"The first album was just drums. But at the time of the second album, Martin was going on vacation and he said, Nelson, can you pull this through for me? And what I wanted to do was have this powerful LP, album, the LP, conjunto. A hit tune from that second album was called "La Ambulancia", and we actually had to wait outside with a microphone until an ambulance or a fire truck went by so we could record the siren."

The recordings were done in Ralph McDonald's newly completed studio, and Martin remembers that Nelson was the one who stayed focused the entire time, the one who took care of business. Out-of-print for years, these albums are once again available on CD (contact for ordering information).

Sometimes mastering an unusual skill or instrument lands you in the spotlight. More often it leads to underappreciation due to lack of familiarity with the instrument. How many great flugelhorn players can anyone name compared to trumpet or sax. Nelson Gonzales understands this only too well. Born and raised in Puerto Rico, he straddles the generation of current young players and the old pioneering masters such as Mongo Santamaria and Armando Peraza, who infused Latin music into the American consciousness. These days it doesn't take more than a glance at the pop music charts to get how strongly the Latin vibe is permeating the entertainment scene. But Nelson's instrument is not the timbales or congas associated with the genre's great names like the late Tito Puente or Patato. Nelson plays the tres.

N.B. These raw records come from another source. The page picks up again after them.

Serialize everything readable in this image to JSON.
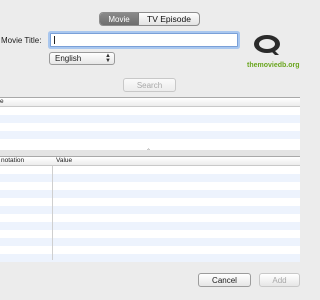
{
  "tabs": {
    "movie": "Movie",
    "tv_episode": "TV Episode"
  },
  "form": {
    "movie_title_label": "Movie Title:",
    "movie_title_value": "",
    "language_value": "English"
  },
  "logo": {
    "text": "themoviedb.org"
  },
  "search": {
    "label": "Search"
  },
  "results": {
    "header_fragment": "e"
  },
  "metadata": {
    "col1_header": "notation",
    "col2_header": "Value"
  },
  "buttons": {
    "cancel": "Cancel",
    "add": "Add"
  },
  "colors": {
    "logo_green": "#6aa61f",
    "focus_ring": "#a9c7ef",
    "row_alt": "#edf3fd"
  }
}
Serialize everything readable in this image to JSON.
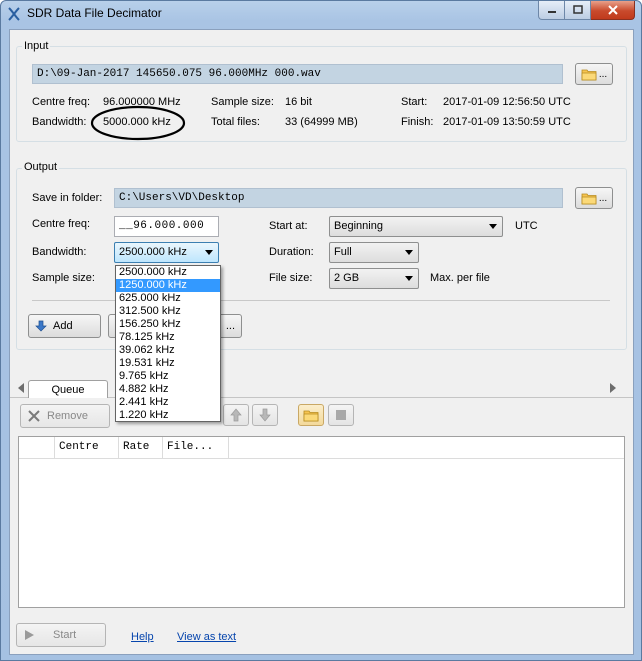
{
  "window": {
    "title": "SDR Data File Decimator"
  },
  "input": {
    "group_title": "Input",
    "file_path": "D:\\09-Jan-2017 145650.075 96.000MHz 000.wav",
    "centre_freq_label": "Centre freq:",
    "centre_freq_value": "96.000000 MHz",
    "bandwidth_label": "Bandwidth:",
    "bandwidth_value": "5000.000 kHz",
    "sample_size_label": "Sample size:",
    "sample_size_value": "16 bit",
    "total_files_label": "Total files:",
    "total_files_value": "33 (64999 MB)",
    "start_label": "Start:",
    "start_value": "2017-01-09 12:56:50 UTC",
    "finish_label": "Finish:",
    "finish_value": "2017-01-09 13:50:59 UTC",
    "browse_label": "..."
  },
  "output": {
    "group_title": "Output",
    "save_folder_label": "Save in folder:",
    "save_folder_value": "C:\\Users\\VD\\Desktop",
    "browse_label": "...",
    "centre_freq_label": "Centre freq:",
    "centre_freq_value": "__96.000.000",
    "bandwidth_label": "Bandwidth:",
    "bandwidth_value": "2500.000 kHz",
    "sample_size_label": "Sample size:",
    "start_at_label": "Start at:",
    "start_at_value": "Beginning",
    "utc_label": "UTC",
    "duration_label": "Duration:",
    "duration_value": "Full",
    "file_size_label": "File size:",
    "file_size_value": "2 GB",
    "max_per_file_label": "Max. per file",
    "add_button": "Add",
    "hidden_button": "..."
  },
  "bandwidth_options": [
    "2500.000 kHz",
    "1250.000 kHz",
    "625.000 kHz",
    "312.500 kHz",
    "156.250 kHz",
    "78.125 kHz",
    "39.062 kHz",
    "19.531 kHz",
    "9.765 kHz",
    "4.882 kHz",
    "2.441 kHz",
    "1.220 kHz"
  ],
  "bandwidth_selected_index": 1,
  "queue": {
    "tab_label": "Queue",
    "remove_button": "Remove",
    "columns": [
      "",
      "Centre",
      "Rate",
      "File..."
    ]
  },
  "footer": {
    "start_button": "Start",
    "help_link": "Help",
    "view_as_text_link": "View as text"
  }
}
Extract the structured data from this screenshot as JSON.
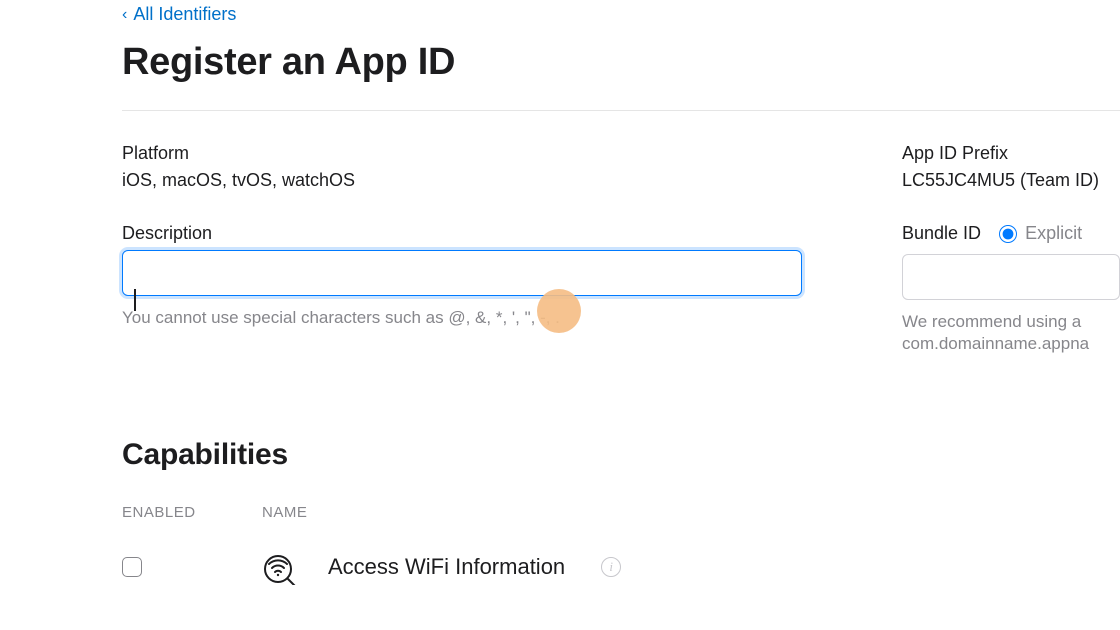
{
  "back_link": "All Identifiers",
  "page_title": "Register an App ID",
  "left": {
    "platform_label": "Platform",
    "platform_value": "iOS, macOS, tvOS, watchOS",
    "description_label": "Description",
    "description_value": "",
    "description_help": "You cannot use special characters such as @, &, *, ', \", -, ."
  },
  "right": {
    "prefix_label": "App ID Prefix",
    "prefix_value": "LC55JC4MU5 (Team ID)",
    "bundle_label": "Bundle ID",
    "bundle_option_explicit": "Explicit",
    "bundle_help1": "We recommend using a",
    "bundle_help2": "com.domainname.appna"
  },
  "capabilities": {
    "title": "Capabilities",
    "header_enabled": "ENABLED",
    "header_name": "NAME",
    "rows": [
      {
        "name": "Access WiFi Information",
        "icon": "wifi-search-icon"
      }
    ]
  }
}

The tres is the national instrument of Cuba, and at first glance you'd probably call it a guitar. As Nelson is quick to point out though, it's not a guitar but it does come from the same family. It has a different sound, different shape, and has a different purpose musically. It also differs from a standard guitar in that the strings are tuned in pairs. According to tradition the tres was only used for certain types of music. Nelson however, has been the leading exponent of making it an instrument heard on all kinds of music. In addition to playing and recording the tres with such contemporary Latin artists as Gloria Estefan and Marc Anthony-his regular gig-he also has an instruction book coming out from Mel Bay Publications on playing the tres and an instructional video as well. His main goal is firmly establishing this instrument as part of the rhythm section.

"I'm doing an album of just tres and drums with the young players, the young masters. And I want to integrate this instrument, which is from the guitar family, into the drums and percussion. Hopefully I'll get to do it."

Martin noted that even though the tres is the national instrument of Cuba, Nelson's was made in Puerto Rico. The declining economy of Cuba perhaps contributing to the dearth of quality musical instruments and drums being made there.

"I think that right now they're making the best tres in Puerto Rico. They do make them in Cuba, but this is an instrument that has to sound good acoustically. You could take a guitar and turn it into a tres, but you would not get the sound you need to play acoustically. These are not really mass-produced. The tres I have with me cost around $800. But I have others that cost $2000-3000. This is the one I can throw around and I have to put a plastic pick guard on it to protect it because I scratch it when I play."

Since he plays an instrument whose role in Latin music is not well understood; recognition has not come as easily to Nelson Gonzales as to some of his contemporaries. But make no mistake about his place in the pantheon of great player. When he rattles off the names of the great masters of music he has worked with, his own name should always be included. And how many others besides Nelson have worked with both the old and new generations of masters. He is now not only playing with one of the hottest bands in the world; he is a big part of the show. Anybody who catches Marc Anthony in concert can't help but be spellbound by this diminutive player who often handles his instrument like a reincarnation of Jimi Hendrix. And when they get around to inducting players into the Latin Music Hall of Fame, Nelson Gonzales should be a shoe-in on the first ballot.

All quotes taken from an interview conducted by Martin Cohen in September of 2000.

Written by Jim McSweeney.